Weaknesses of determinism:
  • It does not allow for freewill. An extreme determinist would say that free will in an illusion - we think we have choice, but we do not. This can be extremely difficult for someone to cope with in certain situations. For example, say if your family was murdered by a young man, could we truly claim any justice if we believe that the young man did not choose to do it. How could we punish him if it wasn't his fault, but it was other factors that determined him to kill?
  • Determinism can never fully explain behaviour because behaviour is far too complex and a deterministic view is often a reductionist one. 

Reductionism and Holism debate 

The reductionist view if the world looks for explanations which breaks things down into smaller parts. This can be powerful, but sometimes provides an explanation which too simplistic, ignoring other important factors.This means that it is often difficult to understand the whole meaning if you are only studying parts of it. A holistic view looks at the person as a whole, or perhaps looks at a number of complex factors which together might explain a particular behaviour. 
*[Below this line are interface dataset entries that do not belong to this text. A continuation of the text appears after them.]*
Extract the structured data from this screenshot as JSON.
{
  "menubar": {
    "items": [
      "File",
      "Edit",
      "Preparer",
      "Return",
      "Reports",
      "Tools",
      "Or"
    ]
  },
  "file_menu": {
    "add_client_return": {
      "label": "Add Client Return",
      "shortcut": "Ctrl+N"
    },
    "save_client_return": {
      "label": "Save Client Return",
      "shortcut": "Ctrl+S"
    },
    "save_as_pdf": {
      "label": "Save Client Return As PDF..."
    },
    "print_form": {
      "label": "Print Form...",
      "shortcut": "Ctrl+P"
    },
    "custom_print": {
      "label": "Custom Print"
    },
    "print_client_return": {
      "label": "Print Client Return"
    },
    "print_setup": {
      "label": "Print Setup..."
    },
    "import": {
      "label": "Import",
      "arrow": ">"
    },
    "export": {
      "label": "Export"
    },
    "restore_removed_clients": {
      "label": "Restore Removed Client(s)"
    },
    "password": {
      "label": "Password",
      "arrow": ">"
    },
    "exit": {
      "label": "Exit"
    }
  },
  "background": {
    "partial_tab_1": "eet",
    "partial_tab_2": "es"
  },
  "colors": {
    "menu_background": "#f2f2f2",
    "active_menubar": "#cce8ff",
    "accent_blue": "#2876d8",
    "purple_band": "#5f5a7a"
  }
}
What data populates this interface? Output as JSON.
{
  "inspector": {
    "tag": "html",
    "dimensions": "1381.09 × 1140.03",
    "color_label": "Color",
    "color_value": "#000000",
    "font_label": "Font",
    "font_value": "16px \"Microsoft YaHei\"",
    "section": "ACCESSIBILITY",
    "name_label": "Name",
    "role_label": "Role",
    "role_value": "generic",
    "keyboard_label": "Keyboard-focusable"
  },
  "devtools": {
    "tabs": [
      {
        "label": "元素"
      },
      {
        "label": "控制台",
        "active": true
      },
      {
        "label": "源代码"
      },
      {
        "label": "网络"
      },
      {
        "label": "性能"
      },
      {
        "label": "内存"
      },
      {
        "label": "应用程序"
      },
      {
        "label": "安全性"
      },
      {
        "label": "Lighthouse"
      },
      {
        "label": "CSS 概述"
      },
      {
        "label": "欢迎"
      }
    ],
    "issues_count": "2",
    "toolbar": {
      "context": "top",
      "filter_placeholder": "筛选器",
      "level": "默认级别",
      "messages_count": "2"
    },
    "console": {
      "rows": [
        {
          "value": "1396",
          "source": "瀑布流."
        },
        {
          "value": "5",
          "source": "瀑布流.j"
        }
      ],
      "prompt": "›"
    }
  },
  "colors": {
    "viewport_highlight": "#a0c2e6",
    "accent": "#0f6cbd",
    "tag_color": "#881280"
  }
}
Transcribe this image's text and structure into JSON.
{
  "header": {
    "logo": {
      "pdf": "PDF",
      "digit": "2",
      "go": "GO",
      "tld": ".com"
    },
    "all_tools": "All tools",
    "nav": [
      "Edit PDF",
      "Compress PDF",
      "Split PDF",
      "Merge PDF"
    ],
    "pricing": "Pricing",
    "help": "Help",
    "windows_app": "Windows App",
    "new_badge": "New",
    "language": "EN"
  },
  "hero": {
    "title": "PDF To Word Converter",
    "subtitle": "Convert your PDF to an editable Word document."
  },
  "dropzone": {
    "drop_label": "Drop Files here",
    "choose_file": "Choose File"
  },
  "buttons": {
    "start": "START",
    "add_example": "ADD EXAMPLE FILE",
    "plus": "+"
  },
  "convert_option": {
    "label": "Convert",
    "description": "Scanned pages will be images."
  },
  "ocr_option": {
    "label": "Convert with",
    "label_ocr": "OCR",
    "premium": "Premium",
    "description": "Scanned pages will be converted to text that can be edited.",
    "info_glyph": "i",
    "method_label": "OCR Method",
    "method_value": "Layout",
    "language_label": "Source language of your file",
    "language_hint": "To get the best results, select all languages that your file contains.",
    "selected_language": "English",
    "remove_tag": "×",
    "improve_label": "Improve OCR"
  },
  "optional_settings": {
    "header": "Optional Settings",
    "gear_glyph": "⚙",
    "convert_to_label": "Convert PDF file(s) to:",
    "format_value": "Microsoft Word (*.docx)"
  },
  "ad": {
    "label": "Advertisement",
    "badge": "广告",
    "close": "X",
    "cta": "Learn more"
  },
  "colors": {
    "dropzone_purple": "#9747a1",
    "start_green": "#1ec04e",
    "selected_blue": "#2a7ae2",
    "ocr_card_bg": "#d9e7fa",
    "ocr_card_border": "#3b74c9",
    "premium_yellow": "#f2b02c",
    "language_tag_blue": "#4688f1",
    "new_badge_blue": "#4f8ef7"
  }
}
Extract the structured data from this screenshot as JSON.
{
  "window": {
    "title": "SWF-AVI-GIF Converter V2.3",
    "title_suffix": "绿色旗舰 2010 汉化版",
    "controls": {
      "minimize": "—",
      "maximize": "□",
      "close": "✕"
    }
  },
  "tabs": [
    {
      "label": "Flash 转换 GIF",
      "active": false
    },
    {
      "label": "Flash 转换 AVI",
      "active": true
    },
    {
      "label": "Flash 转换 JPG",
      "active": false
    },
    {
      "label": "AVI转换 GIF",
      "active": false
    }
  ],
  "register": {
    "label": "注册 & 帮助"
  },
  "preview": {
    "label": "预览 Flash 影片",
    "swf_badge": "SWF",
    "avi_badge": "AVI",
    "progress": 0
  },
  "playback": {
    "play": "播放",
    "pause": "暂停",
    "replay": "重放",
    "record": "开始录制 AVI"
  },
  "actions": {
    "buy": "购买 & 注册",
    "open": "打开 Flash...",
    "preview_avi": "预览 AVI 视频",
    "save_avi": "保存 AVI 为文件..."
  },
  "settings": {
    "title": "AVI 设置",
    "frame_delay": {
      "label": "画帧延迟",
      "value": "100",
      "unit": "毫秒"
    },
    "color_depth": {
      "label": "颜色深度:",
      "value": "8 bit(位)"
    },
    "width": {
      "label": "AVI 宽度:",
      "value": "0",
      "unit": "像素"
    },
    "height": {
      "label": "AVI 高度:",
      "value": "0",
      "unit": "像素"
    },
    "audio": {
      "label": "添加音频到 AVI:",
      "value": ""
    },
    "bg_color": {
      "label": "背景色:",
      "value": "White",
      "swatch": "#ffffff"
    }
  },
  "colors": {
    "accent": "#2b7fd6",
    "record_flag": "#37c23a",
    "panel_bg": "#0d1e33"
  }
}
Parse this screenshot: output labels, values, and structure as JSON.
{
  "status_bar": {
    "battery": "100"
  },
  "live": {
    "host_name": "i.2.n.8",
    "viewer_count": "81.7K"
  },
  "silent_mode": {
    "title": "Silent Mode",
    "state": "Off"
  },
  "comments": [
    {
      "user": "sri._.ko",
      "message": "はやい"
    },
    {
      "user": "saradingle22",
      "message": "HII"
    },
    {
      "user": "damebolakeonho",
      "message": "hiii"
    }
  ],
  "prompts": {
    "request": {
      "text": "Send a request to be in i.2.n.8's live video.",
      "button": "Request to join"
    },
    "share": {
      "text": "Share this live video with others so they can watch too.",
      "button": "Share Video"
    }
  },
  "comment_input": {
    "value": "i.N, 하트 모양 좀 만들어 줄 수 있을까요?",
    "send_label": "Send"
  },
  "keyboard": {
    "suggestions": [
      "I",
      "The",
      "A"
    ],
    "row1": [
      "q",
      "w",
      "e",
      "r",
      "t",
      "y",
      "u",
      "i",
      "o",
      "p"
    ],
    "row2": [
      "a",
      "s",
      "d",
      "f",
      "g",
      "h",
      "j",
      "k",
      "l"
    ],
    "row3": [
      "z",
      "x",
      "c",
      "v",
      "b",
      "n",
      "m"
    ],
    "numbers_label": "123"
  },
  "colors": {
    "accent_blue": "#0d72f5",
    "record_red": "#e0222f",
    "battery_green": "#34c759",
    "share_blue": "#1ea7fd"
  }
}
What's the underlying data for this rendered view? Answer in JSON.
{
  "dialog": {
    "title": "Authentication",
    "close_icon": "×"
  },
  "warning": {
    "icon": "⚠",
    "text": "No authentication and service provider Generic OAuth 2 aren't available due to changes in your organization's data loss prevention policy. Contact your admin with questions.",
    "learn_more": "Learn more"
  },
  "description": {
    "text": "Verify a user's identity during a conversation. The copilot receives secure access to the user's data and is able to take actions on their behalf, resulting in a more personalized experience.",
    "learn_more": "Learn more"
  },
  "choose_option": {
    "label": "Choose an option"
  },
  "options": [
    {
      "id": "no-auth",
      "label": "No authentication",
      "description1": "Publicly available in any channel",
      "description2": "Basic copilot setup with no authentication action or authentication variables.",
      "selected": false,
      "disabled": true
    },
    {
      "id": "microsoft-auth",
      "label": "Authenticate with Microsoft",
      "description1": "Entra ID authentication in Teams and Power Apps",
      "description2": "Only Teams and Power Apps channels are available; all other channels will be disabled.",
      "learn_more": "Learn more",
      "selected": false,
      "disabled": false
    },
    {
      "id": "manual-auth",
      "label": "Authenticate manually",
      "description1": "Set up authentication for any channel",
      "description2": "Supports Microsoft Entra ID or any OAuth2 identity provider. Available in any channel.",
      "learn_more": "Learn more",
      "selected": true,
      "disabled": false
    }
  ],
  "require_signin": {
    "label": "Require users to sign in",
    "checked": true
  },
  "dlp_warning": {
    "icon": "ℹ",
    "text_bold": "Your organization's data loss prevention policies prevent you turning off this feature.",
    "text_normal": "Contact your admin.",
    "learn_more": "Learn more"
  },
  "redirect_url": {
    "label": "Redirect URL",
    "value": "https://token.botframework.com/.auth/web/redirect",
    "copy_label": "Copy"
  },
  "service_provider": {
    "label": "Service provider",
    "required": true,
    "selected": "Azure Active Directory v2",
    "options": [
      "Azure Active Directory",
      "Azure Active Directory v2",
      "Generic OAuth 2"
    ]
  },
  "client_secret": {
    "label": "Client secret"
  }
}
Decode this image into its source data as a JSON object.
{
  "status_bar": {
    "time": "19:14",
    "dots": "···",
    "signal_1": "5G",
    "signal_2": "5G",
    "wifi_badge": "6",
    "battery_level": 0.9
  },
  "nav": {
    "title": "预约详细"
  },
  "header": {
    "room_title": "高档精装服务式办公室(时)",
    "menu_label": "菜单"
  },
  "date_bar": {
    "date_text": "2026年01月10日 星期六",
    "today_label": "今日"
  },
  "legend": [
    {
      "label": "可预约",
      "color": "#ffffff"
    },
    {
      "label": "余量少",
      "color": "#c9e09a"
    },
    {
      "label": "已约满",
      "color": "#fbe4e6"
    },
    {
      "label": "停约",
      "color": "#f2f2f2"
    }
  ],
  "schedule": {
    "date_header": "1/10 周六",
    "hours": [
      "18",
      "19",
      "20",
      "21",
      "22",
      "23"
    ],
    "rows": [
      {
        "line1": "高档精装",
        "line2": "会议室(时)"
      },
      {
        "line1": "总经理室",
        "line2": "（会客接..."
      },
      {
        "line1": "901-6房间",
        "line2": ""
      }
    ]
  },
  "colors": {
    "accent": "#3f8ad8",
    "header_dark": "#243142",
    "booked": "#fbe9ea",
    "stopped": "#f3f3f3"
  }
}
Again it is difficult to evaluate holism, as it will always be a positive thing to look at numerous influencing factors or to look at an individual as a whole. The only weakness of holism, is that sometimes research may not always consider how all the factors link and influence together, and researchers may lose detail in each factor if focusing on many of them. 


Strengths of reductionism:
  • It helps us to understand the world, as a fundamental way of understanding is to analyse, break things down into component parts, test them and then build them back up again. This is important in studying the world and humans in a scientific way. This is because it allows researchers to control for extraneous variables in order to establish cause and effect on certain variables and outcomes. 
  • In theory it is easier to study one component rather than several interacting components. If one component is isolated and others are controlled then the study is more objective and scientifically acceptable. In addition, if you are focusing on one factor, researchers are able to study that factor in great depth. 
Weaknesses of reductionism:

  • Because it can isolate factors, it does not always give a proper, valid and full account of behaviour.
  • components maybe difficult to isolate and so manipulate. Any behaviour may not be meaningful if it is studies in isolation from the wider context. 

1 comment:

  1. thank you so much i litteraly couldnt find anywhere that laid it out as simple as this

    ReplyDelete